### Aim of the exercise
Nothing is to be altered. Print each record in full.

Recorded data
──────
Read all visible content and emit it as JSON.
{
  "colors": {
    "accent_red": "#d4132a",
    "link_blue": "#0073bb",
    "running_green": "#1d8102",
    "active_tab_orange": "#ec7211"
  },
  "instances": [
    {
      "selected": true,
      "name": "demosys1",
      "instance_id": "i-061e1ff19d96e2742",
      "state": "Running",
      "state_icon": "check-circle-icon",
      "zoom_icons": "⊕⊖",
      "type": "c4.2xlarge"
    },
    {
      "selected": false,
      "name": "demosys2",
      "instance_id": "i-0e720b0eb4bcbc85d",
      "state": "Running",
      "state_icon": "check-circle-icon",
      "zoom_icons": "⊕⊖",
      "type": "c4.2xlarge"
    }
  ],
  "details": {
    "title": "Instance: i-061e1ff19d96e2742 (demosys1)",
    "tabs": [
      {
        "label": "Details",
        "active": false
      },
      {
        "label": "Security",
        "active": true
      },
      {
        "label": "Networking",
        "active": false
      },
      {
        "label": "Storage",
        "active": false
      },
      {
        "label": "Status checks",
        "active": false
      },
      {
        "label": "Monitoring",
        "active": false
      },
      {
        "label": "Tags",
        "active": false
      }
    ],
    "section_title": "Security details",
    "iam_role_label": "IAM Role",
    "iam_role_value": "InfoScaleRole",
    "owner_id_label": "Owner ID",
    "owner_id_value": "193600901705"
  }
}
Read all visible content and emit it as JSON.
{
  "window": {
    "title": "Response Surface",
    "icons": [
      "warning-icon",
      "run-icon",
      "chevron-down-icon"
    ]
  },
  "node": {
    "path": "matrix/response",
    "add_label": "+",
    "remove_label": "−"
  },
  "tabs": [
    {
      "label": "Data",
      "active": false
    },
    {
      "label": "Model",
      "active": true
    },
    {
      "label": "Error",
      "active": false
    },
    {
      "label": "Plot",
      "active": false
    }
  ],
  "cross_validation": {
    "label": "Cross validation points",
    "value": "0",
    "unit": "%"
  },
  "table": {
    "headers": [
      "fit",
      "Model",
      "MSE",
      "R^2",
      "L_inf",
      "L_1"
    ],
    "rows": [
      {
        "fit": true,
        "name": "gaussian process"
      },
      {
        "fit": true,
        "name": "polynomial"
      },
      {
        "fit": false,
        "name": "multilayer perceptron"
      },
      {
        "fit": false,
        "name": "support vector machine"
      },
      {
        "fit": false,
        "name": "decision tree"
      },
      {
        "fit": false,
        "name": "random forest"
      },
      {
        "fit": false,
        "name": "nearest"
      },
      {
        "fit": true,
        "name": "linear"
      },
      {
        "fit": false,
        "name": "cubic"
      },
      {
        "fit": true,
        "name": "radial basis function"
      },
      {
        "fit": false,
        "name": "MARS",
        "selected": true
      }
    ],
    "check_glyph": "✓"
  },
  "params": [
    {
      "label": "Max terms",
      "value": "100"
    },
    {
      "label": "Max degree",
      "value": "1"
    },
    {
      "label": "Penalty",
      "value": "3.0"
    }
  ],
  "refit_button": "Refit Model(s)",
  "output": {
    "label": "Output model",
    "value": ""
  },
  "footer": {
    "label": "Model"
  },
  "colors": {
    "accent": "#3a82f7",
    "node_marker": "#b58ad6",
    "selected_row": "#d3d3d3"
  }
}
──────
### Expected answer
Read all visible content and emit it as JSON.
{
  "colors": {
    "accent_red": "#d4132a",
    "link_blue": "#0073bb",
    "running_green": "#1d8102",
    "active_tab_orange": "#ec7211"
  },
  "instances": [
    {
      "selected": true,
      "name": "demosys1",
      "instance_id": "i-061e1ff19d96e2742",
      "state": "Running",
      "state_icon": "check-circle-icon",
      "zoom_icons": "⊕⊖",
      "type": "c4.2xlarge"
    },
    {
      "selected": false,
      "name": "demosys2",
      "instance_id": "i-0e720b0eb4bcbc85d",
      "state": "Running",
      "state_icon": "check-circle-icon",
      "zoom_icons": "⊕⊖",
      "type": "c4.2xlarge"
    }
  ],
  "details": {
    "title": "Instance: i-061e1ff19d96e2742 (demosys1)",
    "tabs": [
      {
        "label": "Details",
        "active": false
      },
      {
        "label": "Security",
        "active": true
      },
      {
        "label": "Networking",
        "active": false
      },
      {
        "label": "Storage",
        "active": false
      },
      {
        "label": "Status checks",
        "active": false
      },
      {
        "label": "Monitoring",
        "active": false
      },
      {
        "label": "Tags",
        "active": false
      }
    ],
    "section_title": "Security details",
    "iam_role_label": "IAM Role",
    "iam_role_value": "InfoScaleRole",
    "owner_id_label": "Owner ID",
    "owner_id_value": "193600901705"
  }
}
Read all visible content and emit it as JSON.
{
  "window": {
    "title": "Response Surface",
    "icons": [
      "warning-icon",
      "run-icon",
      "chevron-down-icon"
    ]
  },
  "node": {
    "path": "matrix/response",
    "add_label": "+",
    "remove_label": "−"
  },
  "tabs": [
    {
      "label": "Data",
      "active": false
    },
    {
      "label": "Model",
      "active": true
    },
    {
      "label": "Error",
      "active": false
    },
    {
      "label": "Plot",
      "active": false
    }
  ],
  "cross_validation": {
    "label": "Cross validation points",
    "value": "0",
    "unit": "%"
  },
  "table": {
    "headers": [
      "fit",
      "Model",
      "MSE",
      "R^2",
      "L_inf",
      "L_1"
    ],
    "rows": [
      {
        "fit": true,
        "name": "gaussian process"
      },
      {
        "fit": true,
        "name": "polynomial"
      },
      {
        "fit": false,
        "name": "multilayer perceptron"
      },
      {
        "fit": false,
        "name": "support vector machine"
      },
      {
        "fit": false,
        "name": "decision tree"
      },
      {
        "fit": false,
        "name": "random forest"
      },
      {
        "fit": false,
        "name": "nearest"
      },
      {
        "fit": true,
        "name": "linear"
      },
      {
        "fit": false,
        "name": "cubic"
      },
      {
        "fit": true,
        "name": "radial basis function"
      },
      {
        "fit": false,
        "name": "MARS",
        "selected": true
      }
    ],
    "check_glyph": "✓"
  },
  "params": [
    {
      "label": "Max terms",
      "value": "100"
    },
    {
      "label": "Max degree",
      "value": "1"
    },
    {
      "label": "Penalty",
      "value": "3.0"
    }
  ],
  "refit_button": "Refit Model(s)",
  "output": {
    "label": "Output model",
    "value": ""
  },
  "footer": {
    "label": "Model"
  },
  "colors": {
    "accent": "#3a82f7",
    "node_marker": "#b58ad6",
    "selected_row": "#d3d3d3"
  }
}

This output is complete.